**Record excerpts**
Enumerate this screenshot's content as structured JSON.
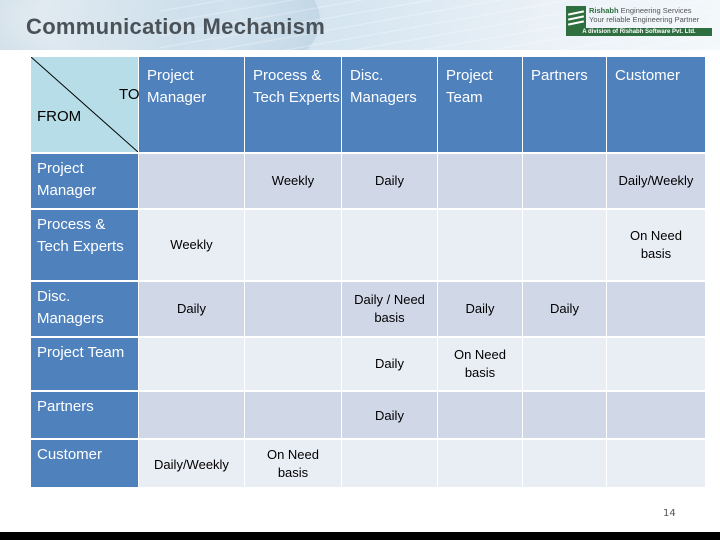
{
  "slide": {
    "title": "Communication Mechanism",
    "page_number": "14"
  },
  "logo": {
    "name_bold": "Rishabh",
    "name_rest": " Engineering Services",
    "tagline": "Your reliable Engineering Partner",
    "division": "A division of Rishabh Software Pvt. Ltd."
  },
  "matrix": {
    "corner_to": "TO",
    "corner_from": "FROM",
    "columns": [
      "Project Manager",
      "Process & Tech Experts",
      "Disc. Managers",
      "Project Team",
      "Partners",
      "Customer"
    ],
    "rows": [
      {
        "label": "Project Manager",
        "cells": [
          "",
          "Weekly",
          "Daily",
          "",
          "",
          "Daily/Weekly"
        ]
      },
      {
        "label": "Process & Tech Experts",
        "cells": [
          "Weekly",
          "",
          "",
          "",
          "",
          "On Need basis"
        ]
      },
      {
        "label": "Disc. Managers",
        "cells": [
          "Daily",
          "",
          "Daily / Need basis",
          "Daily",
          "Daily",
          ""
        ]
      },
      {
        "label": "Project Team",
        "cells": [
          "",
          "",
          "Daily",
          "On Need basis",
          "",
          ""
        ]
      },
      {
        "label": "Partners",
        "cells": [
          "",
          "",
          "Daily",
          "",
          "",
          ""
        ]
      },
      {
        "label": "Customer",
        "cells": [
          "Daily/Weekly",
          "On Need basis",
          "",
          "",
          "",
          ""
        ]
      }
    ]
  },
  "colors": {
    "header_blue": "#4f81bd",
    "corner_light_blue": "#b7dde8",
    "band_dark": "#d0d8e8",
    "band_light": "#e9edf4"
  }
}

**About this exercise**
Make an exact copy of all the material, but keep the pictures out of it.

**Exercise answer**
Enumerate this screenshot's content as structured JSON.
{
  "slide": {
    "title": "Communication Mechanism",
    "page_number": "14"
  },
  "logo": {
    "name_bold": "Rishabh",
    "name_rest": " Engineering Services",
    "tagline": "Your reliable Engineering Partner",
    "division": "A division of Rishabh Software Pvt. Ltd."
  },
  "matrix": {
    "corner_to": "TO",
    "corner_from": "FROM",
    "columns": [
      "Project Manager",
      "Process & Tech Experts",
      "Disc. Managers",
      "Project Team",
      "Partners",
      "Customer"
    ],
    "rows": [
      {
        "label": "Project Manager",
        "cells": [
          "",
          "Weekly",
          "Daily",
          "",
          "",
          "Daily/Weekly"
        ]
      },
      {
        "label": "Process & Tech Experts",
        "cells": [
          "Weekly",
          "",
          "",
          "",
          "",
          "On Need basis"
        ]
      },
      {
        "label": "Disc. Managers",
        "cells": [
          "Daily",
          "",
          "Daily / Need basis",
          "Daily",
          "Daily",
          ""
        ]
      },
      {
        "label": "Project Team",
        "cells": [
          "",
          "",
          "Daily",
          "On Need basis",
          "",
          ""
        ]
      },
      {
        "label": "Partners",
        "cells": [
          "",
          "",
          "Daily",
          "",
          "",
          ""
        ]
      },
      {
        "label": "Customer",
        "cells": [
          "Daily/Weekly",
          "On Need basis",
          "",
          "",
          "",
          ""
        ]
      }
    ]
  },
  "colors": {
    "header_blue": "#4f81bd",
    "corner_light_blue": "#b7dde8",
    "band_dark": "#d0d8e8",
    "band_light": "#e9edf4"
  }
}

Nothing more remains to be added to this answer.